Our third molars, more commonly known as “wisdom teeth,” are typically our last set of molars to form. Most individuals will be referred to an oral surgeon to have them removed between the ages 16 and 22 because these teeth can have several problems. Here are answers to a few common wisdom teeth questions.
1. Why Do My Wisdom Teeth Need to Be Extracted?
Space is the biggest issue when it comes to wisdom teeth. Evolutionary changes over hundreds of years have shifted our jaws toward a more retrusive (backward) position than our ancestors had. This means there is less actual space for our wisdom teeth to come in. When there is not enough space, the result is an impacted wisdom tooth.
Impacted wisdom teeth are more common than non-impacted ones. An impacted wisdom tooth may be fully submerged in the bone or partially erupted. Both are problematic and result in a referral to the oral surgeon for removal. A fully impacted tooth can cause problems for the tooth in front of it and it is at risk for cysts to form if left in the mouth for a long period of time. Partially erupted teeth are prime for infection of the gum tissue and bone, not to mention they are impossible to keep clean, creating a risk for cavities. Even when wisdom teeth erupt normally they are so far back in the mouth that they are difficult to keep clean in the long run.
2. Why Do All Have to Be Extracted?
It is very common to be missing one or more wisdom teeth because they just don’t develop. Or you may have extra wisdom teeth. We almost always recommend having all wisdom teeth extracted, even if one or two erupt normally.
Let’s say your upper right wisdom tooth erupted just fine but your lower right wisdom tooth is impacted. In this case, your upper right wisdom tooth is a non-functioning tooth because it doesn’t have a partner to meet up with. Over time, this tooth can supra-erupt (come too far out of the jawbone), causing problems for your other teeth, and will most likely need to be taken out anyway. It is easier to have all of your wisdom teeth extracted at the same time and avoid future complications.
3. At What Age Should I Do the Extraction?
Oral surgeons often prefer to remove wisdom teeth during the teenage years since the roots have not fully formed, reducing possible complications like nerve injury. It is also a much easier procedure for younger individuals to tolerate as our bone quality and healing ability decline with age.
4. When My Wisdom Teeth Come in, Will They Mess up My Orthodontic Work?
After orthodontic treatment, it is common to be referred to an oral surgeon to have your wisdom teeth removed. If you are wearing your retainers as instructed, your wisdom teeth will not shift your other teeth when they erupt. However, we all have a natural forward drive to our teeth and wisdom teeth add even more forward pressure, making shifting of your teeth more likely if you aren’t wearing your retainers.

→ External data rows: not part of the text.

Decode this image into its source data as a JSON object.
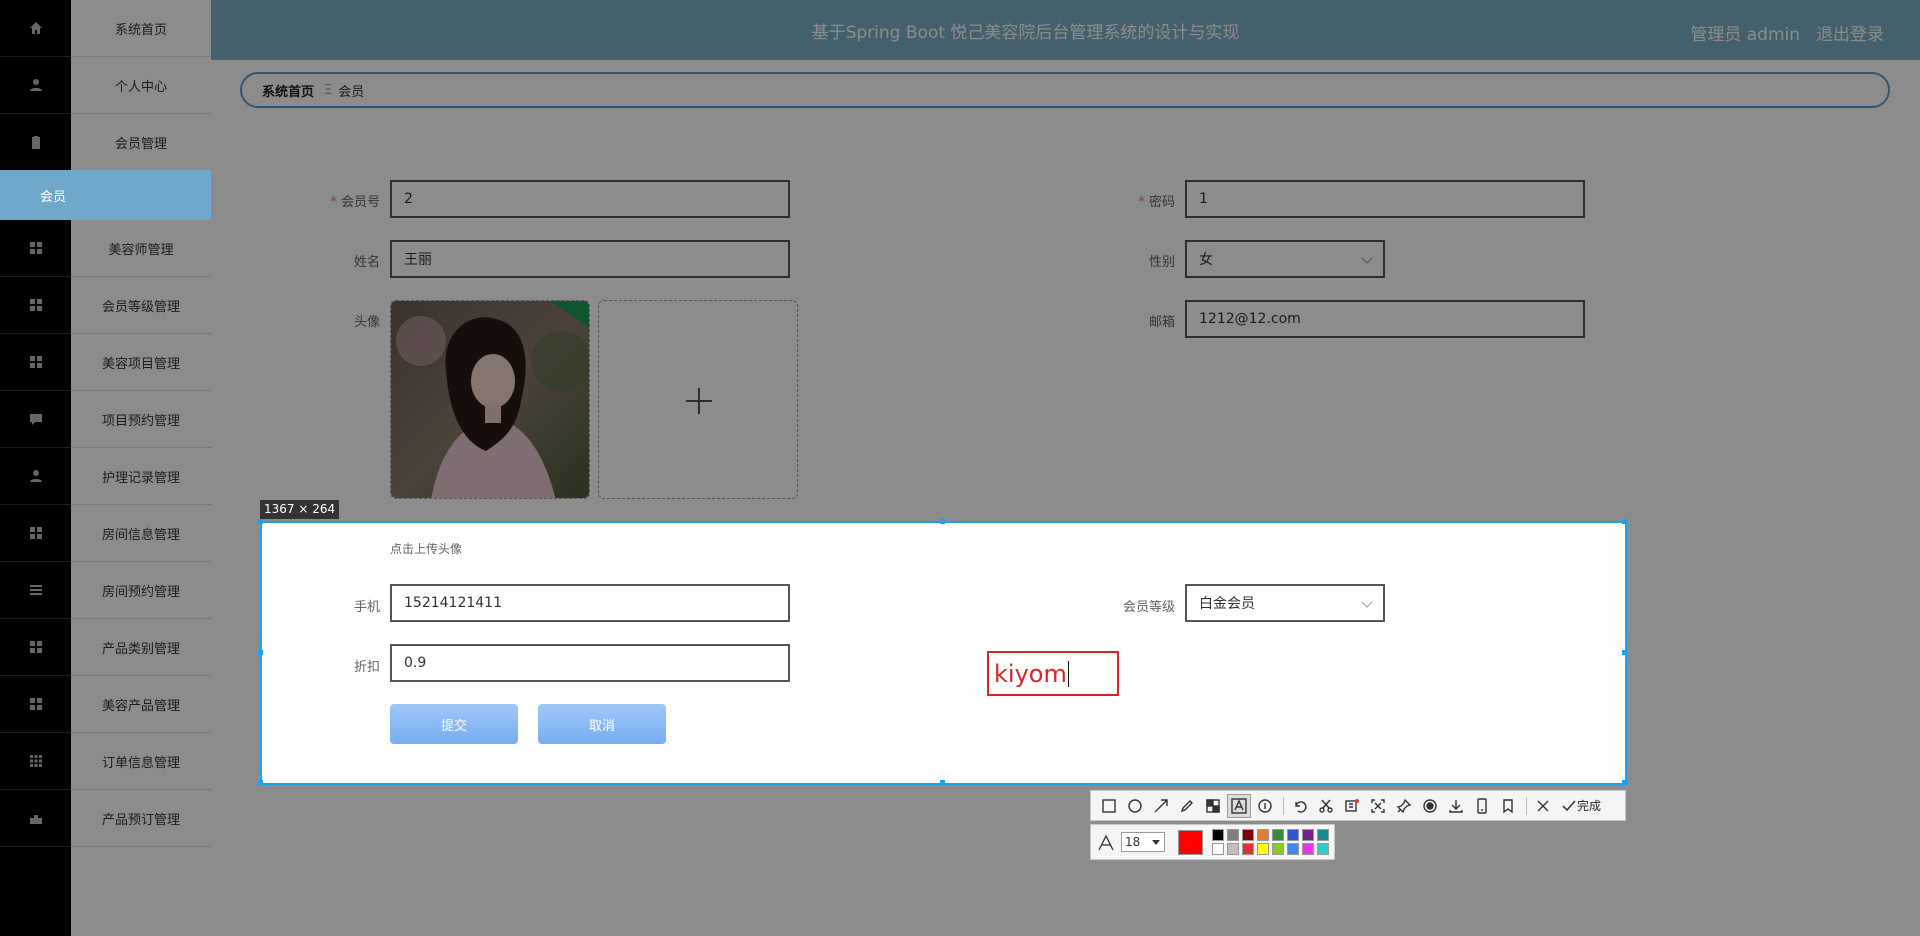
{
  "header": {
    "title": "基于Spring Boot 悦己美容院后台管理系统的设计与实现",
    "user_label": "管理员 admin",
    "logout": "退出登录"
  },
  "sidebar": {
    "items": [
      {
        "label": "系统首页",
        "icon": "home-icon"
      },
      {
        "label": "个人中心",
        "icon": "user-icon"
      },
      {
        "label": "会员管理",
        "icon": "clipboard-icon"
      },
      {
        "label": "美容师管理",
        "icon": "grid-icon"
      },
      {
        "label": "会员等级管理",
        "icon": "grid-icon"
      },
      {
        "label": "美容项目管理",
        "icon": "grid-icon"
      },
      {
        "label": "项目预约管理",
        "icon": "chat-icon"
      },
      {
        "label": "护理记录管理",
        "icon": "user-icon"
      },
      {
        "label": "房间信息管理",
        "icon": "grid-icon"
      },
      {
        "label": "房间预约管理",
        "icon": "list-icon"
      },
      {
        "label": "产品类别管理",
        "icon": "grid-icon"
      },
      {
        "label": "美容产品管理",
        "icon": "grid-icon"
      },
      {
        "label": "订单信息管理",
        "icon": "apps-icon"
      },
      {
        "label": "产品预订管理",
        "icon": "cart-icon"
      }
    ],
    "active_sub": "会员"
  },
  "breadcrumb": {
    "home": "系统首页",
    "separator": "Ξ",
    "current": "会员"
  },
  "form": {
    "member_no": {
      "label": "会员号",
      "value": "2"
    },
    "password": {
      "label": "密码",
      "value": "1"
    },
    "name": {
      "label": "姓名",
      "value": "王丽"
    },
    "gender": {
      "label": "性别",
      "value": "女"
    },
    "avatar": {
      "label": "头像",
      "hint": "点击上传头像"
    },
    "email": {
      "label": "邮箱",
      "value": "1212@12.com"
    },
    "phone": {
      "label": "手机",
      "value": "15214121411"
    },
    "level": {
      "label": "会员等级",
      "value": "白金会员"
    },
    "discount": {
      "label": "折扣",
      "value": "0.9"
    },
    "submit": "提交",
    "cancel": "取消"
  },
  "screenshot_overlay": {
    "size_label": "1367 × 264",
    "text_annotation": "kiyom",
    "done_label": "完成",
    "font_size": "18",
    "current_color": "#ff0000",
    "palette": [
      "#000000",
      "#808080",
      "#800000",
      "#e07b39",
      "#3a8a3a",
      "#3355cc",
      "#7a1e8a",
      "#1a8a8a",
      "#ffffff",
      "#c0c0c0",
      "#e03030",
      "#ffff00",
      "#88cc22",
      "#4488ee",
      "#ee33ee",
      "#33cccc"
    ]
  }
}
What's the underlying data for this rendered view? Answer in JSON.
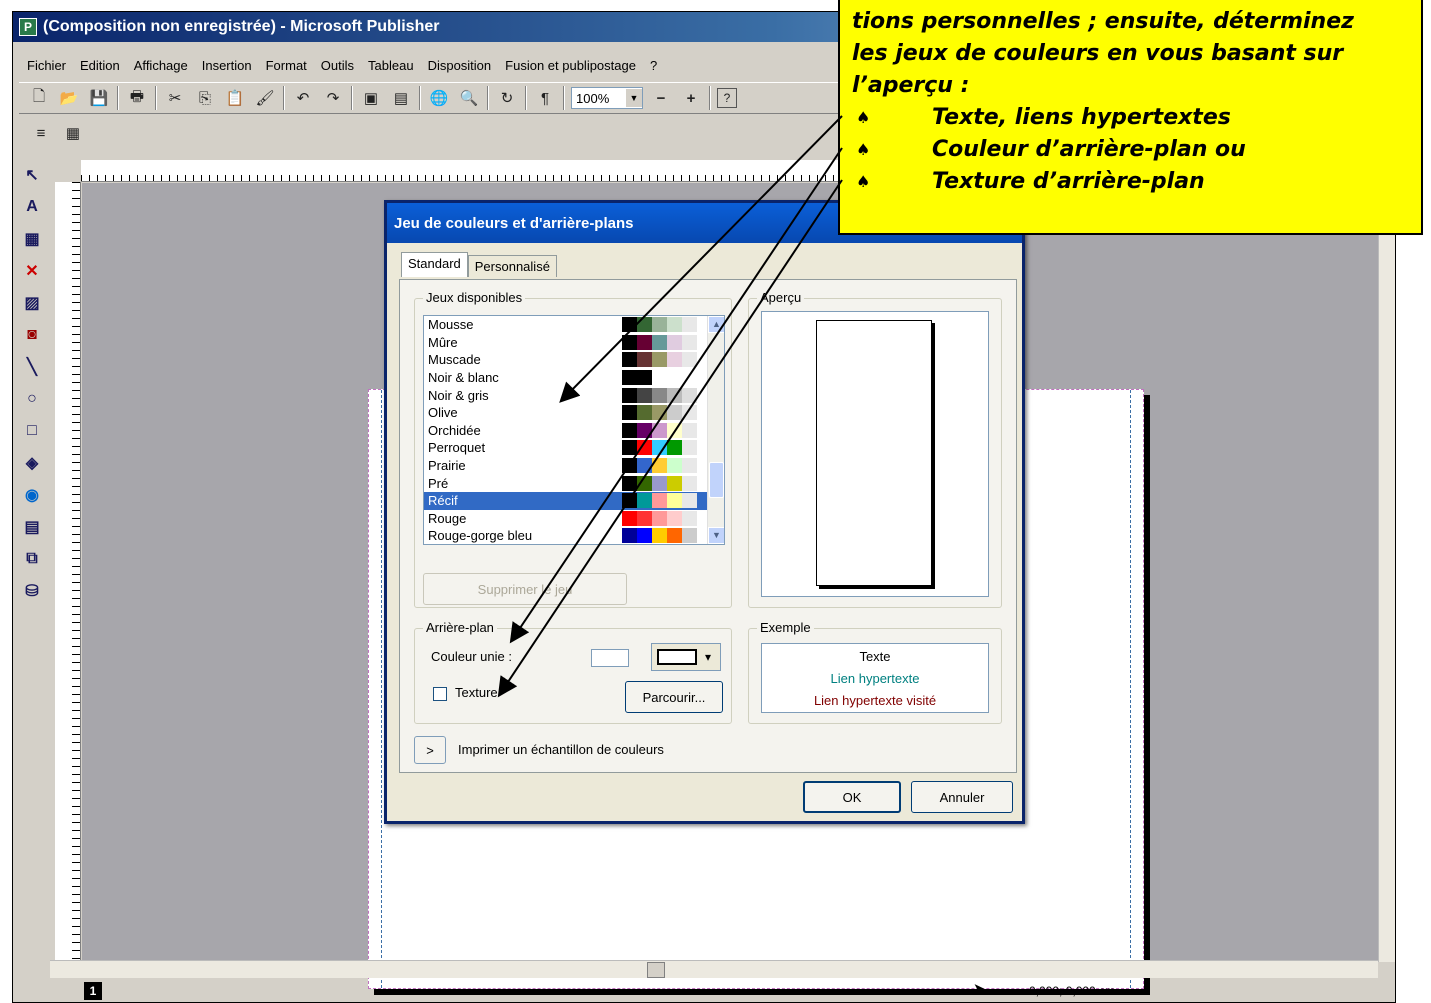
{
  "window": {
    "title": "(Composition non enregistrée) - Microsoft Publisher"
  },
  "menu": [
    "Fichier",
    "Edition",
    "Affichage",
    "Insertion",
    "Format",
    "Outils",
    "Tableau",
    "Disposition",
    "Fusion et publipostage",
    "?"
  ],
  "toolbar": {
    "zoom": "100%",
    "pilcrow": "¶",
    "zoom_out": "−",
    "zoom_in": "+",
    "help": "?"
  },
  "toolbox_icons": [
    "pointer-icon",
    "text-box-icon",
    "table-icon",
    "wordart-icon",
    "picture-icon",
    "clipart-icon",
    "line-icon",
    "oval-icon",
    "rectangle-icon",
    "autoshapes-icon",
    "web-icon",
    "form-icon",
    "objects-icon",
    "design-gallery-icon"
  ],
  "status": {
    "page": "1",
    "coords": "0,000; 0,000 cm"
  },
  "dialog": {
    "title": "Jeu de couleurs et d'arrière-plans",
    "tabs": [
      "Standard",
      "Personnalisé"
    ],
    "available_label": "Jeux disponibles",
    "preview_label": "Aperçu",
    "schemes": [
      {
        "name": "Mousse",
        "colors": [
          "#000000",
          "#336633",
          "#99b399",
          "#cce0cc",
          "#e8e8e8"
        ]
      },
      {
        "name": "Mûre",
        "colors": [
          "#000000",
          "#660033",
          "#669999",
          "#e0cce0",
          "#e8e8e8"
        ]
      },
      {
        "name": "Muscade",
        "colors": [
          "#000000",
          "#663333",
          "#999966",
          "#e8d0e0",
          "#e8e8e8"
        ]
      },
      {
        "name": "Noir & blanc",
        "colors": [
          "#000000",
          "#000000",
          "#ffffff",
          "#ffffff",
          "#ffffff"
        ]
      },
      {
        "name": "Noir & gris",
        "colors": [
          "#000000",
          "#444444",
          "#888888",
          "#bbbbbb",
          "#dddddd"
        ]
      },
      {
        "name": "Olive",
        "colors": [
          "#000000",
          "#556b2f",
          "#999966",
          "#cccccc",
          "#e8e8e8"
        ]
      },
      {
        "name": "Orchidée",
        "colors": [
          "#000000",
          "#660066",
          "#cc99cc",
          "#ffffcc",
          "#e8e8e8"
        ]
      },
      {
        "name": "Perroquet",
        "colors": [
          "#000000",
          "#ff0000",
          "#33ccff",
          "#009900",
          "#e8e8e8"
        ]
      },
      {
        "name": "Prairie",
        "colors": [
          "#000000",
          "#3366cc",
          "#ffcc33",
          "#ccffcc",
          "#e8e8e8"
        ]
      },
      {
        "name": "Pré",
        "colors": [
          "#000000",
          "#336600",
          "#9999cc",
          "#cccc00",
          "#e8e8e8"
        ]
      },
      {
        "name": "Récif",
        "colors": [
          "#000000",
          "#009999",
          "#ff9999",
          "#ffff99",
          "#e8e8e8"
        ]
      },
      {
        "name": "Rouge",
        "colors": [
          "#ff0000",
          "#ff3333",
          "#ff9999",
          "#ffcccc",
          "#e8e8e8"
        ]
      },
      {
        "name": "Rouge-gorge bleu",
        "colors": [
          "#000099",
          "#0000ff",
          "#ffcc00",
          "#ff6600",
          "#cccccc"
        ]
      }
    ],
    "selected_index": 10,
    "delete_button": "Supprimer le jeu",
    "background_label": "Arrière-plan",
    "solid_color_label": "Couleur unie :",
    "texture_label": "Texture",
    "browse_button": "Parcourir...",
    "example_label": "Exemple",
    "example_text": "Texte",
    "example_link": "Lien hypertexte",
    "example_visited": "Lien hypertexte visité",
    "expand_button": ">",
    "print_sample_label": "Imprimer un échantillon de couleurs",
    "ok_button": "OK",
    "cancel_button": "Annuler",
    "link_color": "#008080",
    "visited_color": "#800000"
  },
  "annotation": {
    "lines": [
      "tions personnelles ; ensuite, déterminez",
      "les jeux de couleurs en vous basant sur",
      "l’aperçu :"
    ],
    "bullets": [
      "Texte, liens hypertextes",
      "Couleur d’arrière-plan ou",
      "Texture d’arrière-plan"
    ],
    "bullet_mark": "♠"
  }
}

Having your wisdom teeth extracted helps reduce tooth movement.
5. Will Having Them Removed Hurt?
Your oral surgeon will have a consultation with you to discuss the procedure and your recovery time. It is most common to undergo IV sedation for the removal of wisdom teeth, which means you won’t remember the actual procedure. Your surgeon will also numb you up with local anesthetic after you are sedated so you will wake up feeling like you have a fat lip and tongue.
You will want to plan for some downtime for a few days after your wisdom teeth are removed, and be sure to follow your post-op instructions to avoid dry sockets or infection. Pain levels vary, however most people are able to manage their pain with ibuprofen or Tylenol.